[EXERCISE MATERIAL]

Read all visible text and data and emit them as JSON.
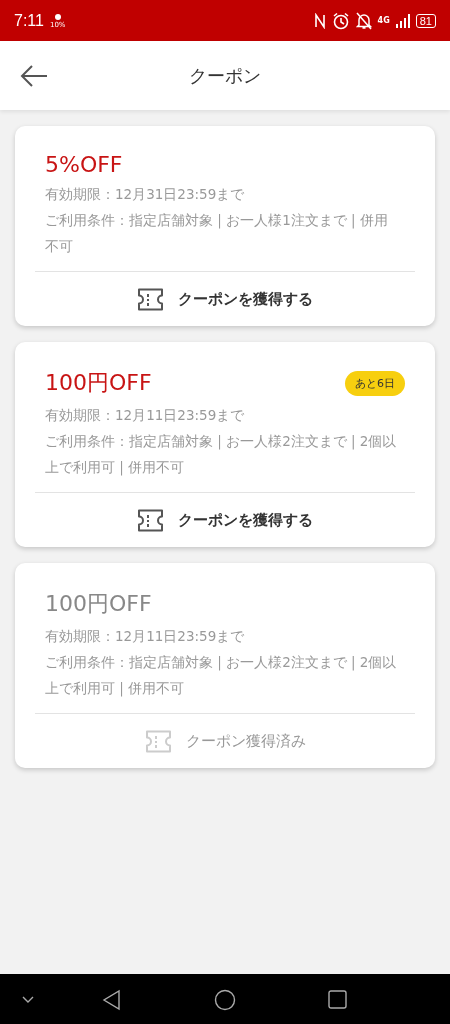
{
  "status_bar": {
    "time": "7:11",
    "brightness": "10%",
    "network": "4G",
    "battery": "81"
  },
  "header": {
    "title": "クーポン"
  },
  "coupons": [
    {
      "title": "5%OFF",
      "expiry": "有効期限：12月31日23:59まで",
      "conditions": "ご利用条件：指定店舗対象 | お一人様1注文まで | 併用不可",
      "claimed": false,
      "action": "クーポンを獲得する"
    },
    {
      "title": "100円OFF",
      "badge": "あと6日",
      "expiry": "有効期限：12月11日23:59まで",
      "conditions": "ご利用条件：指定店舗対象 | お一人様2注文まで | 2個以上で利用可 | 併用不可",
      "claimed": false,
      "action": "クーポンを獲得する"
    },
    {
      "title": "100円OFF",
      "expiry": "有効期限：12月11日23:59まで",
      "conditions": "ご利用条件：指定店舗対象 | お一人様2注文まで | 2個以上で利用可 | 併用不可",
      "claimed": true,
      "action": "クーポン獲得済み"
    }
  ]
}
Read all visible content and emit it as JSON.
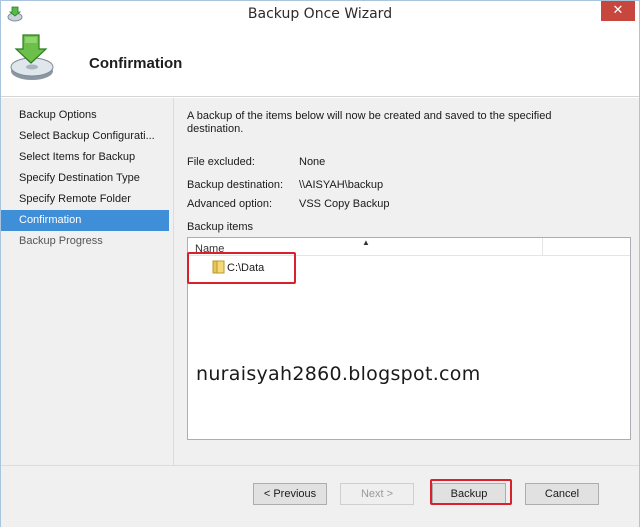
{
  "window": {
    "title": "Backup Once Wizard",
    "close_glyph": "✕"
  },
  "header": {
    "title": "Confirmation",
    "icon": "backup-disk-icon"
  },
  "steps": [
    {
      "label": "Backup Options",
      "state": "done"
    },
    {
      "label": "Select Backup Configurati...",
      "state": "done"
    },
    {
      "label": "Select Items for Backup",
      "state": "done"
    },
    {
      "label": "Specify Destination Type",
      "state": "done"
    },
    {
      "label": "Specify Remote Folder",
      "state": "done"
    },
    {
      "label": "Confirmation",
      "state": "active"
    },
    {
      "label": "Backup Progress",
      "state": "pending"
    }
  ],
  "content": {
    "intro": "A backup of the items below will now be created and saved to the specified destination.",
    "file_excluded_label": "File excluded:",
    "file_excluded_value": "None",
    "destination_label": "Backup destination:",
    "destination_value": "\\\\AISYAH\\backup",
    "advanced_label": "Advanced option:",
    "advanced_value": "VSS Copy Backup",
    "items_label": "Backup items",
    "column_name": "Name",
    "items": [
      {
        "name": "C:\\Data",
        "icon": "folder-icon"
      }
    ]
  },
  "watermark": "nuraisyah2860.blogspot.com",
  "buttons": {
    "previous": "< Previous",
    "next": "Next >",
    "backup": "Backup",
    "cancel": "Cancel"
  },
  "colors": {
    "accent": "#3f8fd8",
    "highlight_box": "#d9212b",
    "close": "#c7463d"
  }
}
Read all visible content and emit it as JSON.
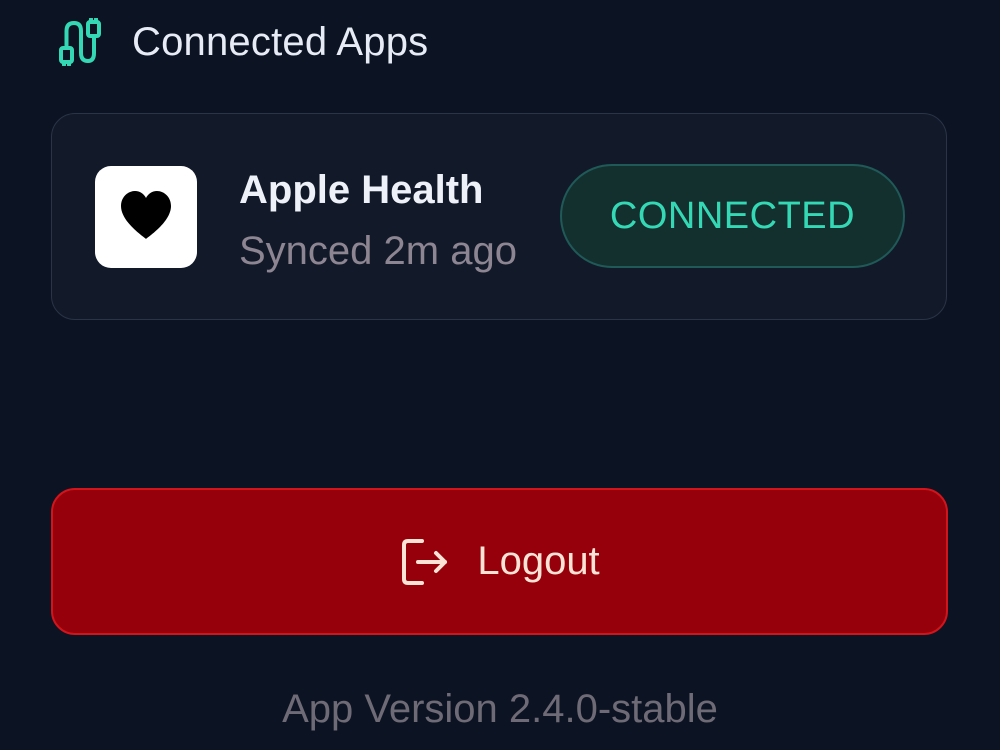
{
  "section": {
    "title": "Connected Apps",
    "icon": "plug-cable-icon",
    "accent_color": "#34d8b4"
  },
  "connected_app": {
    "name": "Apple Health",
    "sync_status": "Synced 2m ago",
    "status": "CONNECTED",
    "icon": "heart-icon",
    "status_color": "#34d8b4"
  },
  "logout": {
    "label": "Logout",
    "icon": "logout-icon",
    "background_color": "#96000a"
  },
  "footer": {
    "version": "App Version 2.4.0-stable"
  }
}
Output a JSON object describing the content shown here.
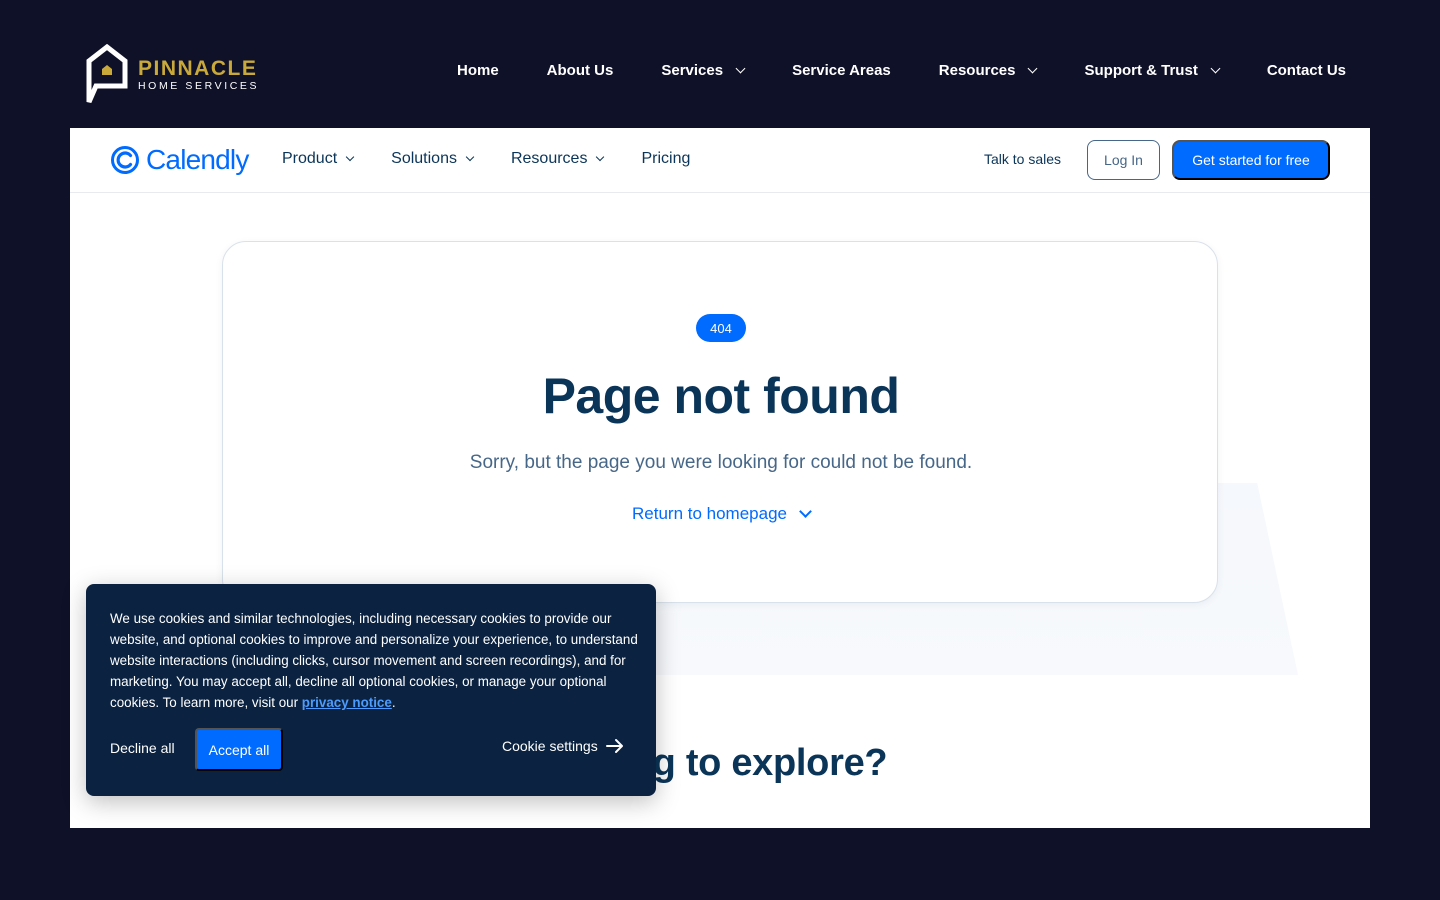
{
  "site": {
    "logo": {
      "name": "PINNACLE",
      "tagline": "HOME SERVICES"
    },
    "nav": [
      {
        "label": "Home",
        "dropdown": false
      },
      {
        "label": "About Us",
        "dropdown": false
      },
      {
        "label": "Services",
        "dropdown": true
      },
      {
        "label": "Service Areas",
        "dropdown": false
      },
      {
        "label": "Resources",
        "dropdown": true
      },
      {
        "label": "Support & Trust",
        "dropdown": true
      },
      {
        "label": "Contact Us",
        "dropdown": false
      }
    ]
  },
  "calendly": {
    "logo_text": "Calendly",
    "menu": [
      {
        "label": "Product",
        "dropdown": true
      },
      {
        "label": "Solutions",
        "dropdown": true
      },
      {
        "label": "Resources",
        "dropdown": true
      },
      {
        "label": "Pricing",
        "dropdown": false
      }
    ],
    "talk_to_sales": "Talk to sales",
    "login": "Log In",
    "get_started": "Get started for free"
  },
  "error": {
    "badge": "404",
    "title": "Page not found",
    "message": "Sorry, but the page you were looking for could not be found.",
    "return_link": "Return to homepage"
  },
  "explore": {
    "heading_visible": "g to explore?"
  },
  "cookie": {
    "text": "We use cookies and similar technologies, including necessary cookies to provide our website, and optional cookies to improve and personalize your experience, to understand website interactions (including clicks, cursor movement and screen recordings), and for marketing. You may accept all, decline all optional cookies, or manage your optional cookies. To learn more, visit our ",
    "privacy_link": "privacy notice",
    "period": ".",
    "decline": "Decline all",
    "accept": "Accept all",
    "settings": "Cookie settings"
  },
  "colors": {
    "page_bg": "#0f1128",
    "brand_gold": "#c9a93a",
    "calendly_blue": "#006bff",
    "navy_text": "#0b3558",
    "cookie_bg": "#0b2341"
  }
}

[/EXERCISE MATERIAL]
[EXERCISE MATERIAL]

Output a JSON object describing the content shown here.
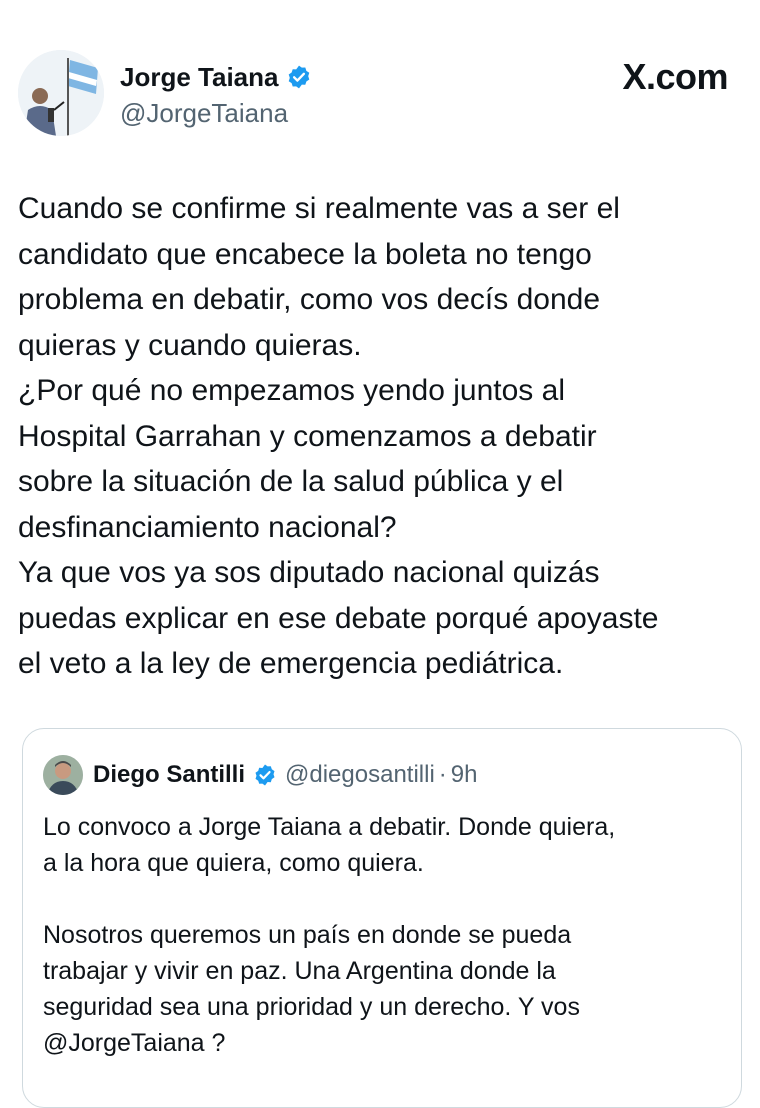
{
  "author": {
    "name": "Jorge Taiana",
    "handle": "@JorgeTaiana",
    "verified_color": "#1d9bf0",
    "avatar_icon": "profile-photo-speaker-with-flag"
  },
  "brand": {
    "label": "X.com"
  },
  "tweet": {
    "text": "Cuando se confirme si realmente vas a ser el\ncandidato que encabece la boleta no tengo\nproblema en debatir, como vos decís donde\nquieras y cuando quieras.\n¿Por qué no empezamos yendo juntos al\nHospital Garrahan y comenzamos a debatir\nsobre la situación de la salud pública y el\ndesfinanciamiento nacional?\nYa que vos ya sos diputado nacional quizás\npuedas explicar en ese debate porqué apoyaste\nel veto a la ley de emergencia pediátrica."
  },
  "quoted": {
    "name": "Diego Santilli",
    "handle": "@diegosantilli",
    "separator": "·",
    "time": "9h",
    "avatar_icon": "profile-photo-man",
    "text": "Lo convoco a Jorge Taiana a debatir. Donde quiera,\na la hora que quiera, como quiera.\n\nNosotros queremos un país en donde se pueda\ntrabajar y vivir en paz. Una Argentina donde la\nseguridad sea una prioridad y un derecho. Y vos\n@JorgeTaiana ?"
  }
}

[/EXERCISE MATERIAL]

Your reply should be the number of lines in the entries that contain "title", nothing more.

8